    1. Moscoso A, Wren MC, Arstad E, et al. (2022). Imaging tau pathology in Alzheimer's disease with positron emission tomography: lessons learned from imaging-neuropathology validation studies. Molecular Neurodegeneration, 17 (1). 
    2. Sirindil F, Maher S, Sander K, Årstad E, et al. (2022). Oxidation-Cyclisation of Biphenyl Thioethers to Dibenzothiophenium Salts for Ultrarapid 18F-Labelling of PET Tracers. International Journal of Molecular Sciences, 23 (24).
    3. Sirindil, F., Arstad, E., Sander, K., Awais, R., Twyman, F., Marcolan, C., Glaser, M. (2022). P-161 - Automated production of [(18)^F]AldoView: first translation of a sulfonium salt precursor to GMP.
    4. Yap S,  Arstad E, Sander K, et al. (2021). Ability Of Next-Generation Tau Pet Tracers To Discriminate Alzheimer’s Disease Histopathology From Other Dementias.
    5. Sander K, Gendron T, Arstad E, et al. (2021). Development of [¹⁸F]AldoView as the First Highly Selective Aldosterone Synthase PET Tracer for Imaging of Primary Hyperaldosteronism. Journal of Medicinal Chemistry.
    1. Yap S, Årstad E, Sander K, et al. (2021). Discriminatory ability of next-generation tau PET tracers for Alzheimer's disease. Brain.
    2. Bofinger R, Glaser M, Sander K, et al. (2021). Drug delivery, biodistribution and anti-EGFR activity: theragnostic nanoparticles for simultaneous in vivo delivery of tyrosine kinase inhibitors and kinase activity biosensors. Nanoscale.
    3. Vicente-Rodríguez M, Awais R, Sander K, et al. (2021). Resolving the cellular specificity of TSPO imaging in a rat model of peripherally-induced neuroinflammation. Brain, Behavior, and Immunity. 
    4. Marcolan C, Glaser M, Twyman F, Sander, K, Awais R, Arstad E. (2020). A Generic GC Protocol for the Residual Solvent Analysis of PET Radiopharmaceuticals.
    5. Yap S, Arstad E, Sander K, et al. (2020). High sensitivity of tau radiotracers to depict tau spread in prodromal cases of Alzheimer's disease.
    6. Gendron T, Pereira R, Årstad E, et al. (2020). Iron(II)/Persulfate Mediated Newman-Kwart Rearrangement. Organic Letters.
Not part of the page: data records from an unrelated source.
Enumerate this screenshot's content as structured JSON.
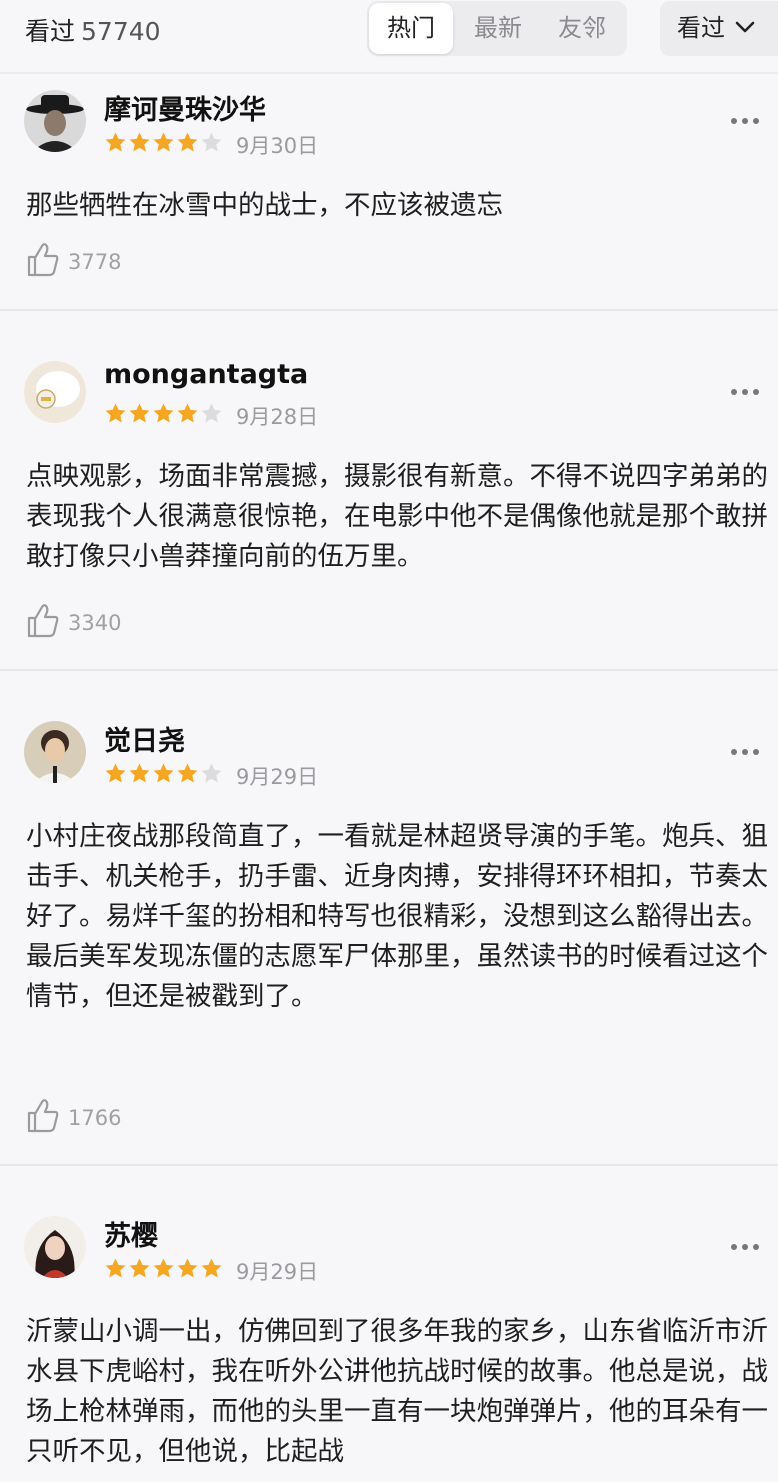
{
  "header": {
    "watched_label": "看过",
    "watched_count": "57740",
    "tabs": [
      "热门",
      "最新",
      "友邻"
    ],
    "sort_label": "看过"
  },
  "colors": {
    "star": "#f5a623",
    "star_empty": "#dcdcdc",
    "background": "#f7f7f9"
  },
  "comments": [
    {
      "user": "摩诃曼珠沙华",
      "rating": 4,
      "date": "9月30日",
      "text": "那些牺牲在冰雪中的战士，不应该被遗忘",
      "likes": "3778"
    },
    {
      "user": "mongantagta",
      "rating": 4,
      "date": "9月28日",
      "text": "点映观影，场面非常震撼，摄影很有新意。不得不说四字弟弟的表现我个人很满意很惊艳，在电影中他不是偶像他就是那个敢拼敢打像只小兽莽撞向前的伍万里。",
      "likes": "3340"
    },
    {
      "user": "觉日尧",
      "rating": 4,
      "date": "9月29日",
      "text": "小村庄夜战那段简直了，一看就是林超贤导演的手笔。炮兵、狙击手、机关枪手，扔手雷、近身肉搏，安排得环环相扣，节奏太好了。易烊千玺的扮相和特写也很精彩，没想到这么豁得出去。最后美军发现冻僵的志愿军尸体那里，虽然读书的时候看过这个情节，但还是被戳到了。",
      "likes": "1766"
    },
    {
      "user": "苏樱",
      "rating": 5,
      "date": "9月29日",
      "text": "沂蒙山小调一出，仿佛回到了很多年我的家乡，山东省临沂市沂水县下虎峪村，我在听外公讲他抗战时候的故事。他总是说，战场上枪林弹雨，而他的头里一直有一块炮弹弹片，他的耳朵有一只听不见，但他说，比起战",
      "likes": ""
    }
  ]
}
    Our labs include a radiochemistry research lab and the UCL Good Manufacturing Practice (GMP) Facility in the Kathleen Lonsdale Building, created with generous funding from HEFCE and the UCL Hospitals Biomedical Research Centre. This helps the research and production teams to work towards truly translational research.

    Radiochemistry research lab

    The radiochemistry research lab is designed to allow radiochemistry method development, automated radiotracer production for preclinical studies, and translational nuclear imaging in human specimens. Three shielded fume hoods and two research hot cells equipped with Scintomics synthesis modules are complemented by a dedicated quality control lab.

    UCL GMP Facility

    Custom-designed to produce investigational diagnostic agents for imaging in man, the UCL GMP Facility specialises in the manufacturing of short-lived radiotracers as well as tracers for cutting-edge imaging techniques such as hyperpolarised MRI. The facility houses a class C cleanroom with four Tema hot cells and two class A isolators. Tracer production is carried out on the Trasis AllinOne platform. The dedicated quality control lab features Agilent and Shimadzu high-performance liquid chromatography systems, integrated with Lablogic radio detectors, an Agilent gas chromatography, radio TLC system and Endosafe equipment for pyrogen testing.

    Radiochemistry facilities

    GMP Facility

    Interested in joining us?

    Collaborations are strongly encouraged both within and external to UCL. We provide radiotracers and services for clinical and preclinical projects through the UCL GMP Facility and the research facility, respectively. We constantly implement new tracer products as well as radiochemical methods and imaging techniques. Please do get in touch if you would like to work with us.

    Contact details

    Postal and Visiting Address

    Centre for Radiopharmaceutical Chemistry (CRC)
    Kathleen Lonsdale Building
    5 Gower Place
    London, WC1E 6BS